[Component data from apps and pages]
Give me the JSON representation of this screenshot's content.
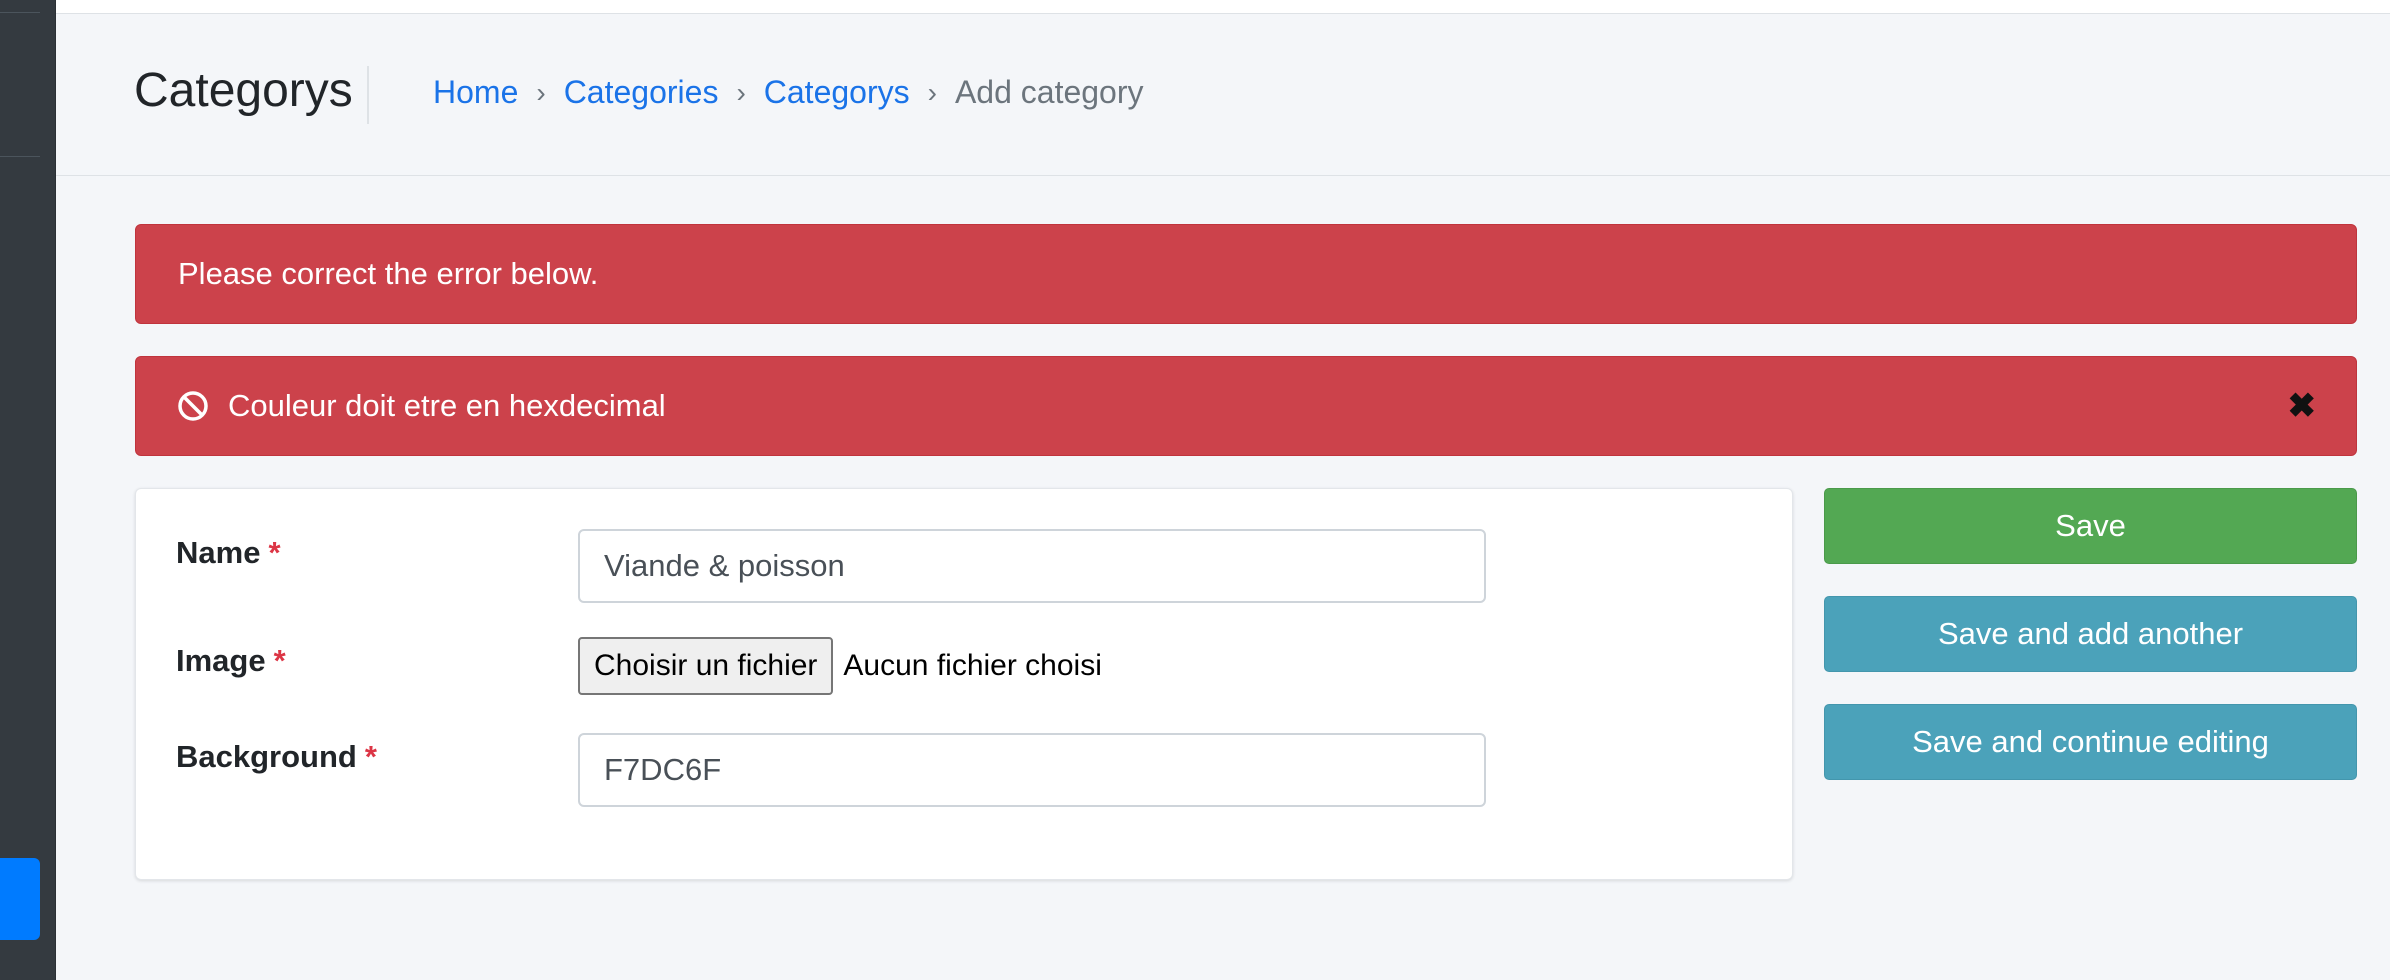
{
  "header": {
    "title": "Categorys",
    "breadcrumb": [
      {
        "label": "Home"
      },
      {
        "label": "Categories"
      },
      {
        "label": "Categorys"
      }
    ],
    "breadcrumb_separator": "›",
    "breadcrumb_current": "Add category"
  },
  "alerts": {
    "main_message": "Please correct the error below.",
    "error_message": "Couleur doit etre en hexdecimal",
    "error_icon": "ban-icon",
    "close_label": "✖"
  },
  "form": {
    "name_label": "Name",
    "name_value": "Viande & poisson",
    "image_label": "Image",
    "file_button_label": "Choisir un fichier",
    "file_status": "Aucun fichier choisi",
    "background_label": "Background",
    "background_value": "F7DC6F",
    "required_marker": "*"
  },
  "actions": {
    "save_label": "Save",
    "save_add_label": "Save and add another",
    "save_continue_label": "Save and continue editing"
  },
  "colors": {
    "danger": "#cc424b",
    "success": "#53a853",
    "info": "#4ba2ba",
    "link": "#1a73e8",
    "sidebar": "#343a40",
    "sidebar_active": "#007bff"
  }
}
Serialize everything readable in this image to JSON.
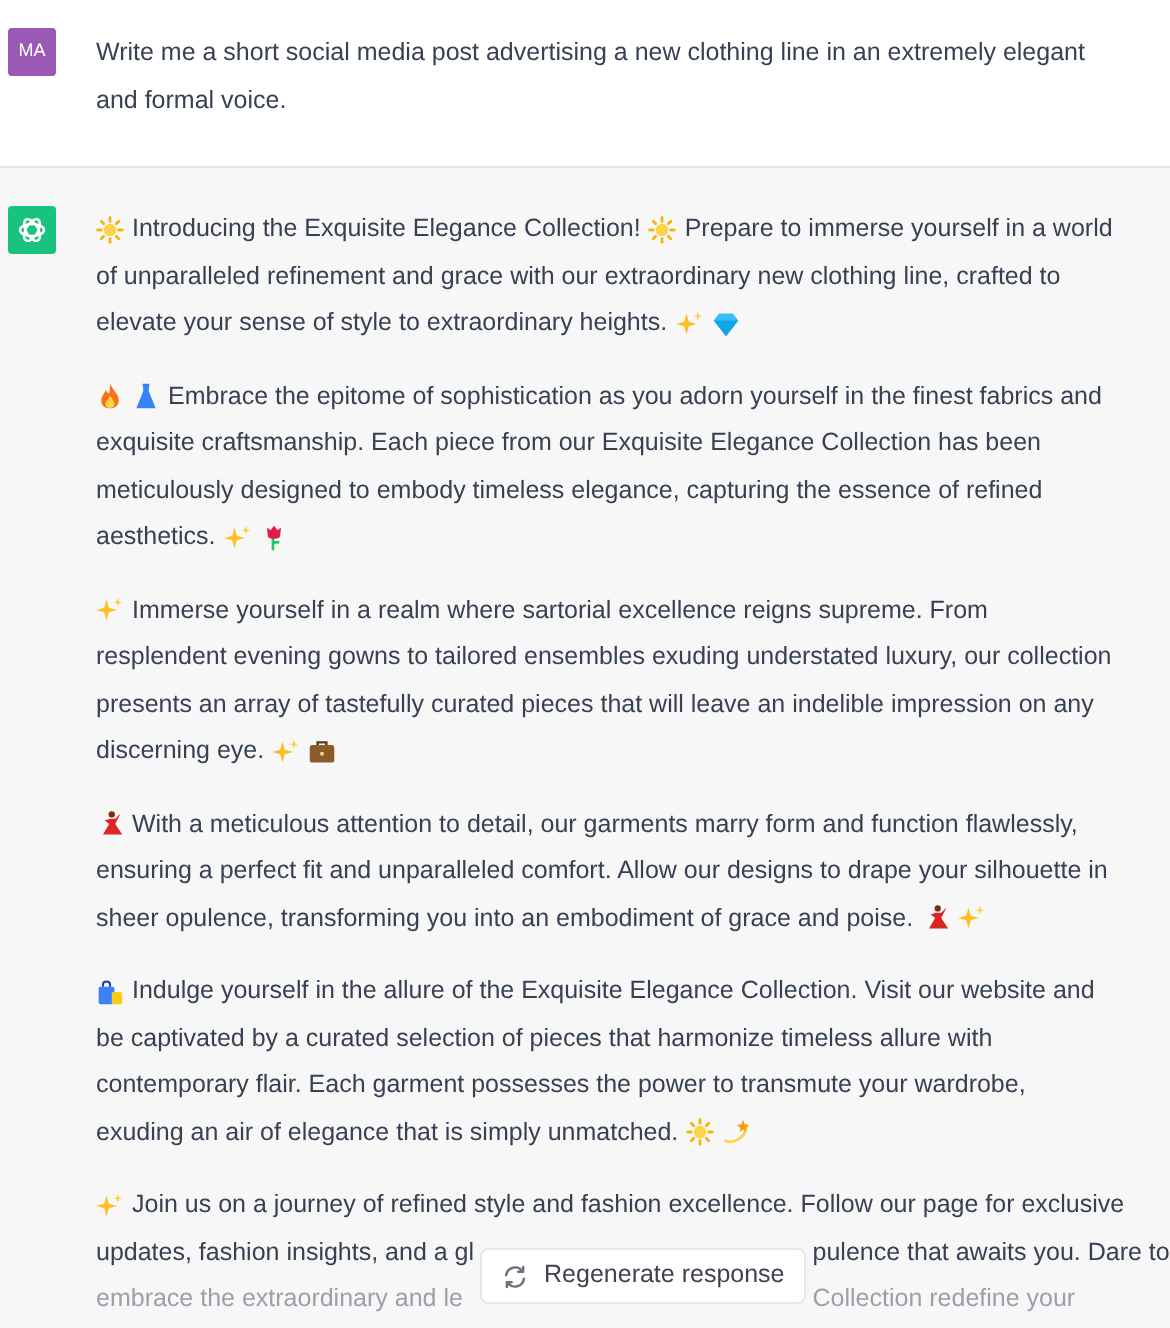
{
  "prompt": {
    "avatar": "MA",
    "text": "Write me a short social media post advertising a new clothing line in an extremely elegant and formal voice."
  },
  "response": {
    "paragraphs": [
      {
        "lines": [
          [
            {
              "kind": "sun"
            },
            {
              "kind": "text",
              "text": "Introducing the Exquisite Elegance Collection!"
            },
            {
              "kind": "sun"
            },
            {
              "kind": "text",
              "text": "Prepare to immerse yourself in a world"
            }
          ],
          [
            {
              "kind": "text",
              "text": "of unparalleled refinement and grace with our extraordinary new clothing line, crafted to"
            }
          ],
          [
            {
              "kind": "text",
              "text": "elevate your sense of style to extraordinary heights."
            },
            {
              "kind": "sparkles"
            },
            {
              "kind": "gem"
            }
          ]
        ]
      },
      {
        "lines": [
          [
            {
              "kind": "fire"
            },
            {
              "kind": "dress"
            },
            {
              "kind": "text",
              "text": "Embrace the epitome of sophistication as you adorn yourself in the finest fabrics and"
            }
          ],
          [
            {
              "kind": "text",
              "text": "exquisite craftsmanship. Each piece from our Exquisite Elegance Collection has been"
            }
          ],
          [
            {
              "kind": "text",
              "text": "meticulously designed to embody timeless elegance, capturing the essence of refined"
            }
          ],
          [
            {
              "kind": "text",
              "text": "aesthetics."
            },
            {
              "kind": "sparkles"
            },
            {
              "kind": "rose"
            }
          ]
        ]
      },
      {
        "lines": [
          [
            {
              "kind": "sparkles"
            },
            {
              "kind": "text",
              "text": "Immerse yourself in a realm where sartorial excellence reigns supreme. From"
            }
          ],
          [
            {
              "kind": "text",
              "text": "resplendent evening gowns to tailored ensembles exuding understated luxury, our collection"
            }
          ],
          [
            {
              "kind": "text",
              "text": "presents an array of tastefully curated pieces that will leave an indelible impression on any"
            }
          ],
          [
            {
              "kind": "text",
              "text": "discerning eye."
            },
            {
              "kind": "sparkles"
            },
            {
              "kind": "briefcase"
            }
          ]
        ]
      },
      {
        "lines": [
          [
            {
              "kind": "dancer"
            },
            {
              "kind": "text",
              "text": "With a meticulous attention to detail, our garments marry form and function flawlessly,"
            }
          ],
          [
            {
              "kind": "text",
              "text": "ensuring a perfect fit and unparalleled comfort. Allow our designs to drape your silhouette in"
            }
          ],
          [
            {
              "kind": "text",
              "text": "sheer opulence, transforming you into an embodiment of grace and poise."
            },
            {
              "kind": "dancer"
            },
            {
              "kind": "sparkles"
            }
          ]
        ]
      },
      {
        "lines": [
          [
            {
              "kind": "bags"
            },
            {
              "kind": "text",
              "text": "Indulge yourself in the allure of the Exquisite Elegance Collection. Visit our website and"
            }
          ],
          [
            {
              "kind": "text",
              "text": "be captivated by a curated selection of pieces that harmonize timeless allure with"
            }
          ],
          [
            {
              "kind": "text",
              "text": "contemporary flair. Each garment possesses the power to transmute your wardrobe,"
            }
          ],
          [
            {
              "kind": "text",
              "text": "exuding an air of elegance that is simply unmatched."
            },
            {
              "kind": "sun"
            },
            {
              "kind": "dizzy"
            }
          ]
        ]
      }
    ],
    "last_paragraph": {
      "first_line": [
        {
          "kind": "sparkles"
        },
        {
          "kind": "text",
          "text": "Join us on a journey of refined style and fashion excellence. Follow our page for exclusive"
        }
      ],
      "line_2_left": "updates, fashion insights, and a gl",
      "line_2_right": "pulence that awaits you. Dare to",
      "line_3_left": "embrace the extraordinary and le",
      "line_3_right": "Collection redefine your"
    }
  },
  "regenerate_button": {
    "label": "Regenerate response"
  }
}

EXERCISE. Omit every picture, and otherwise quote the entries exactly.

WRITTEN SOLUTION.
Give me the JSON representation of this screenshot's content.
{
  "header": {
    "title": "Categorys",
    "breadcrumb": [
      {
        "label": "Home"
      },
      {
        "label": "Categories"
      },
      {
        "label": "Categorys"
      }
    ],
    "breadcrumb_separator": "›",
    "breadcrumb_current": "Add category"
  },
  "alerts": {
    "main_message": "Please correct the error below.",
    "error_message": "Couleur doit etre en hexdecimal",
    "error_icon": "ban-icon",
    "close_label": "✖"
  },
  "form": {
    "name_label": "Name",
    "name_value": "Viande & poisson",
    "image_label": "Image",
    "file_button_label": "Choisir un fichier",
    "file_status": "Aucun fichier choisi",
    "background_label": "Background",
    "background_value": "F7DC6F",
    "required_marker": "*"
  },
  "actions": {
    "save_label": "Save",
    "save_add_label": "Save and add another",
    "save_continue_label": "Save and continue editing"
  },
  "colors": {
    "danger": "#cc424b",
    "success": "#53a853",
    "info": "#4ba2ba",
    "link": "#1a73e8",
    "sidebar": "#343a40",
    "sidebar_active": "#007bff"
  }
}
Serialize everything readable in this image to JSON.
{
  "prompt": {
    "avatar": "MA",
    "text": "Write me a short social media post advertising a new clothing line in an extremely elegant and formal voice."
  },
  "response": {
    "paragraphs": [
      {
        "lines": [
          [
            {
              "kind": "sun"
            },
            {
              "kind": "text",
              "text": "Introducing the Exquisite Elegance Collection!"
            },
            {
              "kind": "sun"
            },
            {
              "kind": "text",
              "text": "Prepare to immerse yourself in a world"
            }
          ],
          [
            {
              "kind": "text",
              "text": "of unparalleled refinement and grace with our extraordinary new clothing line, crafted to"
            }
          ],
          [
            {
              "kind": "text",
              "text": "elevate your sense of style to extraordinary heights."
            },
            {
              "kind": "sparkles"
            },
            {
              "kind": "gem"
            }
          ]
        ]
      },
      {
        "lines": [
          [
            {
              "kind": "fire"
            },
            {
              "kind": "dress"
            },
            {
              "kind": "text",
              "text": "Embrace the epitome of sophistication as you adorn yourself in the finest fabrics and"
            }
          ],
          [
            {
              "kind": "text",
              "text": "exquisite craftsmanship. Each piece from our Exquisite Elegance Collection has been"
            }
          ],
          [
            {
              "kind": "text",
              "text": "meticulously designed to embody timeless elegance, capturing the essence of refined"
            }
          ],
          [
            {
              "kind": "text",
              "text": "aesthetics."
            },
            {
              "kind": "sparkles"
            },
            {
              "kind": "rose"
            }
          ]
        ]
      },
      {
        "lines": [
          [
            {
              "kind": "sparkles"
            },
            {
              "kind": "text",
              "text": "Immerse yourself in a realm where sartorial excellence reigns supreme. From"
            }
          ],
          [
            {
              "kind": "text",
              "text": "resplendent evening gowns to tailored ensembles exuding understated luxury, our collection"
            }
          ],
          [
            {
              "kind": "text",
              "text": "presents an array of tastefully curated pieces that will leave an indelible impression on any"
            }
          ],
          [
            {
              "kind": "text",
              "text": "discerning eye."
            },
            {
              "kind": "sparkles"
            },
            {
              "kind": "briefcase"
            }
          ]
        ]
      },
      {
        "lines": [
          [
            {
              "kind": "dancer"
            },
            {
              "kind": "text",
              "text": "With a meticulous attention to detail, our garments marry form and function flawlessly,"
            }
          ],
          [
            {
              "kind": "text",
              "text": "ensuring a perfect fit and unparalleled comfort. Allow our designs to drape your silhouette in"
            }
          ],
          [
            {
              "kind": "text",
              "text": "sheer opulence, transforming you into an embodiment of grace and poise."
            },
            {
              "kind": "dancer"
            },
            {
              "kind": "sparkles"
            }
          ]
        ]
      },
      {
        "lines": [
          [
            {
              "kind": "bags"
            },
            {
              "kind": "text",
              "text": "Indulge yourself in the allure of the Exquisite Elegance Collection. Visit our website and"
            }
          ],
          [
            {
              "kind": "text",
              "text": "be captivated by a curated selection of pieces that harmonize timeless allure with"
            }
          ],
          [
            {
              "kind": "text",
              "text": "contemporary flair. Each garment possesses the power to transmute your wardrobe,"
            }
          ],
          [
            {
              "kind": "text",
              "text": "exuding an air of elegance that is simply unmatched."
            },
            {
              "kind": "sun"
            },
            {
              "kind": "dizzy"
            }
          ]
        ]
      }
    ],
    "last_paragraph": {
      "first_line": [
        {
          "kind": "sparkles"
        },
        {
          "kind": "text",
          "text": "Join us on a journey of refined style and fashion excellence. Follow our page for exclusive"
        }
      ],
      "line_2_left": "updates, fashion insights, and a gl",
      "line_2_right": "pulence that awaits you. Dare to",
      "line_3_left": "embrace the extraordinary and le",
      "line_3_right": "Collection redefine your"
    }
  },
  "regenerate_button": {
    "label": "Regenerate response"
  }
}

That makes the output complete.